BEGIN Given data

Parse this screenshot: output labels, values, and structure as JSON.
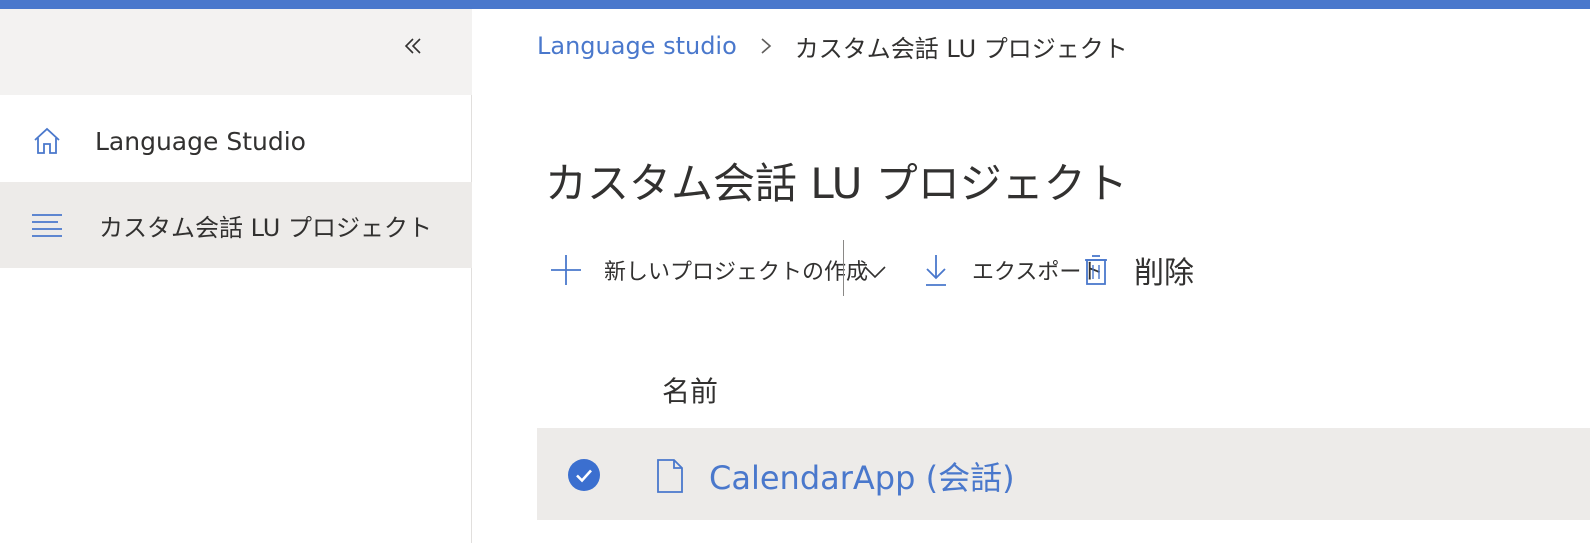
{
  "sidebar": {
    "items": [
      {
        "label": "Language Studio",
        "icon": "home-icon"
      },
      {
        "label": "カスタム会話 LU プロジェクト",
        "icon": "list-icon",
        "active": true
      }
    ]
  },
  "breadcrumb": {
    "items": [
      "Language studio",
      "カスタム会話 LU プロジェクト"
    ]
  },
  "main": {
    "title": "カスタム会話 LU プロジェクト",
    "commands": {
      "new_label": "新しいプロジェクトの作成",
      "export_label": "エクスポート",
      "delete_label": "削除"
    },
    "table": {
      "columns": [
        "名前"
      ],
      "rows": [
        {
          "name": "CalendarApp (会話)",
          "selected": true
        }
      ]
    }
  },
  "colors": {
    "accent": "#4a78cc",
    "sidebar_bg": "#f3f2f1",
    "selected_bg": "#edebe9"
  }
}
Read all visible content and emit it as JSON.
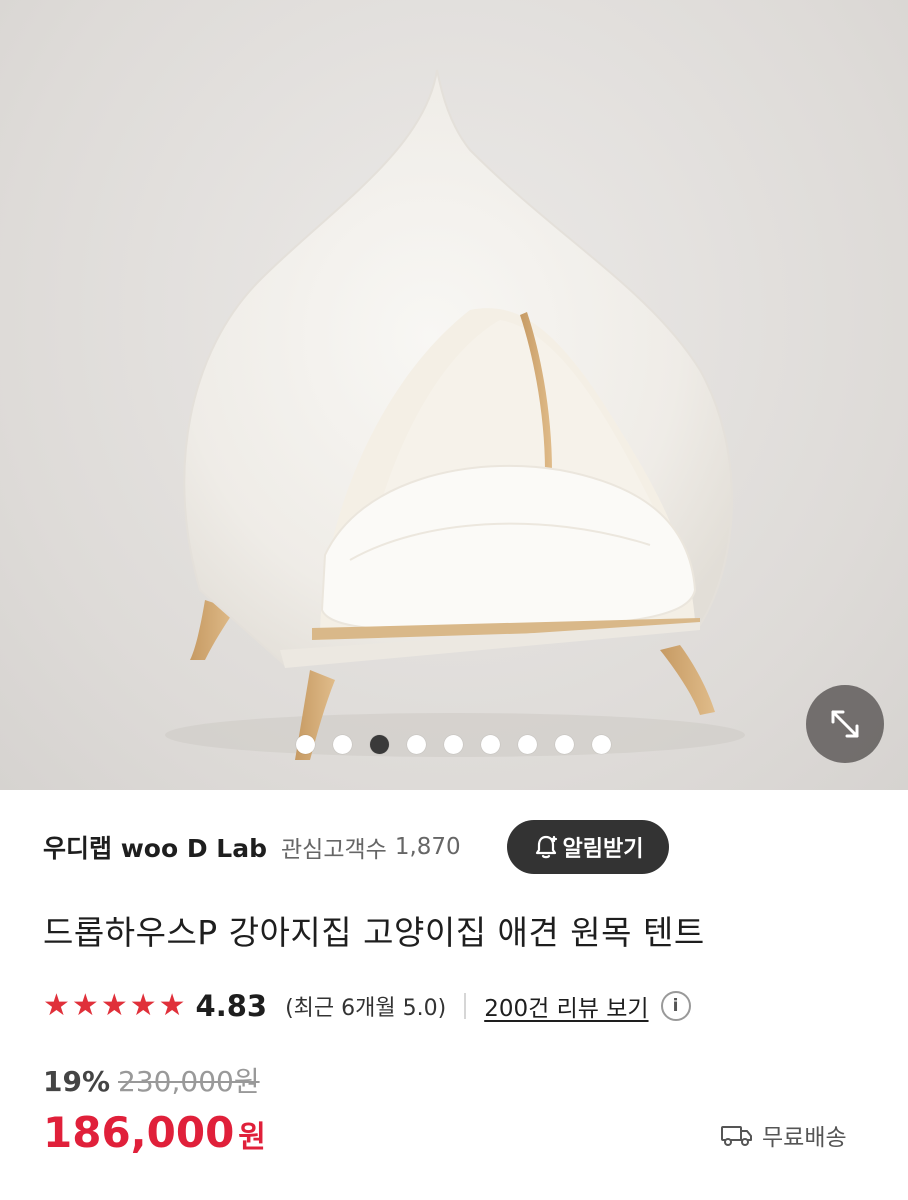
{
  "gallery": {
    "total_images": 9,
    "active_index": 2
  },
  "seller": {
    "name": "우디랩 woo D Lab",
    "fans_label": "관심고객수",
    "fans_count": "1,870",
    "notify_label": "알림받기"
  },
  "product": {
    "title": "드롭하우스P 강아지집 고양이집 애견 원목 텐트"
  },
  "rating": {
    "stars": 5,
    "score": "4.83",
    "recent": "(최근 6개월 5.0)",
    "review_link": "200건 리뷰 보기"
  },
  "pricing": {
    "discount_rate": "19%",
    "original_price": "230,000원",
    "sale_price": "186,000",
    "currency": "원"
  },
  "shipping": {
    "label": "무료배송"
  },
  "colors": {
    "accent_red": "#e0203a",
    "star_red": "#e0303a",
    "notify_bg": "#333333"
  }
}
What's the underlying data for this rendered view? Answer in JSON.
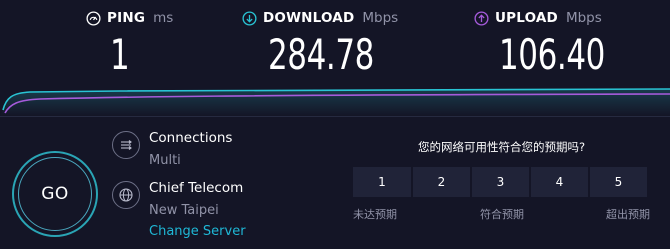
{
  "metrics": {
    "ping": {
      "label": "PING",
      "unit": "ms",
      "value": "1"
    },
    "download": {
      "label": "DOWNLOAD",
      "unit": "Mbps",
      "value": "284.78"
    },
    "upload": {
      "label": "UPLOAD",
      "unit": "Mbps",
      "value": "106.40"
    }
  },
  "go_label": "GO",
  "connections": {
    "title": "Connections",
    "value": "Multi"
  },
  "server": {
    "name": "Chief Telecom",
    "location": "New Taipei",
    "change_label": "Change Server"
  },
  "survey": {
    "question": "您的网络可用性符合您的预期吗?",
    "ratings": [
      "1",
      "2",
      "3",
      "4",
      "5"
    ],
    "low_label": "未达预期",
    "mid_label": "符合预期",
    "high_label": "超出预期"
  },
  "colors": {
    "background": "#141526",
    "download_accent": "#29c4d4",
    "upload_accent": "#a65bdb",
    "link": "#1fb8d6"
  }
}
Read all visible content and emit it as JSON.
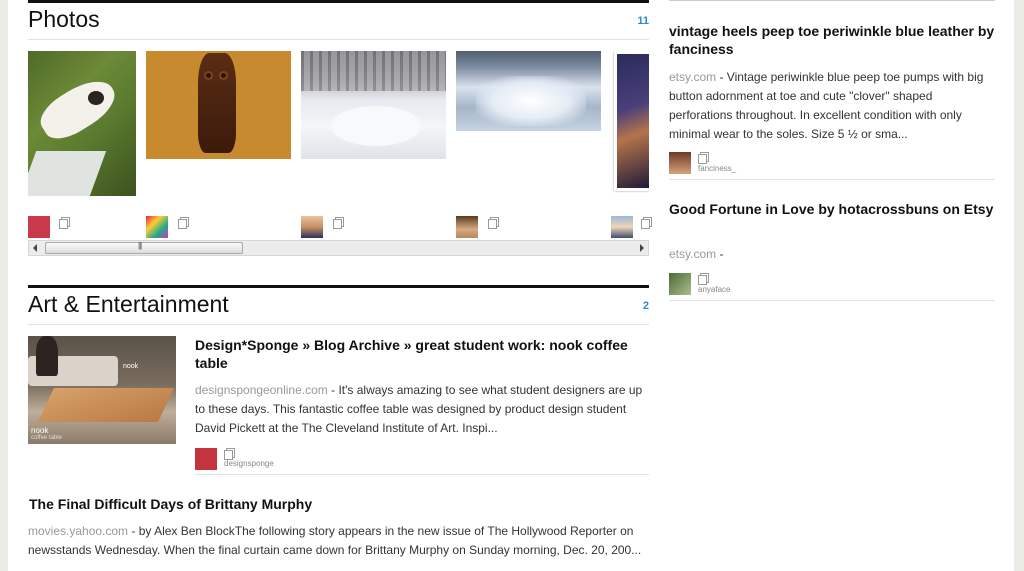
{
  "photos": {
    "title": "Photos",
    "count": "11",
    "items": [
      {
        "name": "cat-photo"
      },
      {
        "name": "carved-owl-photo"
      },
      {
        "name": "snow-photo"
      },
      {
        "name": "waterfall-photo"
      },
      {
        "name": "night-photo"
      }
    ],
    "users": [
      {
        "avatar_color": "#c9394c"
      },
      {
        "avatar_color": "#d9a12f"
      },
      {
        "avatar_color": "#c78f63"
      },
      {
        "avatar_color": "#b6875f"
      },
      {
        "avatar_color": "#3d4e6f"
      }
    ]
  },
  "art": {
    "title": "Art & Entertainment",
    "count": "2",
    "image_caption_top": "nook",
    "image_caption_bottom": "nook",
    "image_caption_sub": "coffee table",
    "story1": {
      "title": "Design*Sponge » Blog Archive » great student work: nook coffee table",
      "source": "designspongeonline.com",
      "sep": " - ",
      "excerpt": "It's always amazing to see what student designers are up to these days. This fantastic coffee table was designed by product design student David Pickett at the The Cleveland Institute of Art. Inspi...",
      "user": "designsponge",
      "avatar_color": "#c4343f"
    },
    "story2": {
      "title": "The Final Difficult Days of Brittany Murphy",
      "source": "movies.yahoo.com",
      "sep": " - ",
      "excerpt": "by Alex Ben BlockThe following story appears in the new issue of The Hollywood Reporter on newsstands Wednesday. When the final curtain came down for Brittany Murphy on Sunday morning, Dec. 20, 200..."
    }
  },
  "right": {
    "story1": {
      "title": "vintage heels peep toe periwinkle blue leather by fanciness",
      "source": "etsy.com",
      "sep": " - ",
      "excerpt": "Vintage periwinkle blue peep toe pumps with big button adornment at toe and cute \"clover\" shaped perforations throughout. In excellent condition with only minimal wear to the soles. Size 5 ½ or sma...",
      "user": "fanciness_",
      "avatar_color": "#6a3a28"
    },
    "story2": {
      "title": "Good Fortune in Love by hotacrossbuns on Etsy",
      "source": "etsy.com",
      "sep": " -",
      "excerpt": "",
      "user": "anyaface",
      "avatar_color": "#4c6a3a"
    }
  },
  "scrollbar": {
    "thumb_glyph": "|||"
  },
  "colors": {
    "accent": "#2a8ad4",
    "source_gray": "#999999",
    "rule": "#111111"
  }
}
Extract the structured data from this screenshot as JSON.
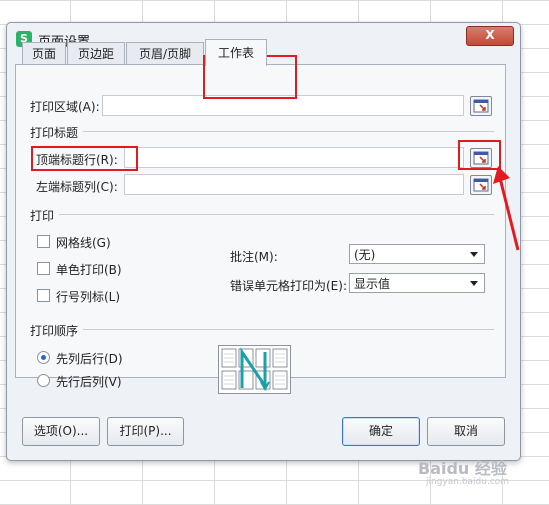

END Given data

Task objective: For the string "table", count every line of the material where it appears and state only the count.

Output below: 4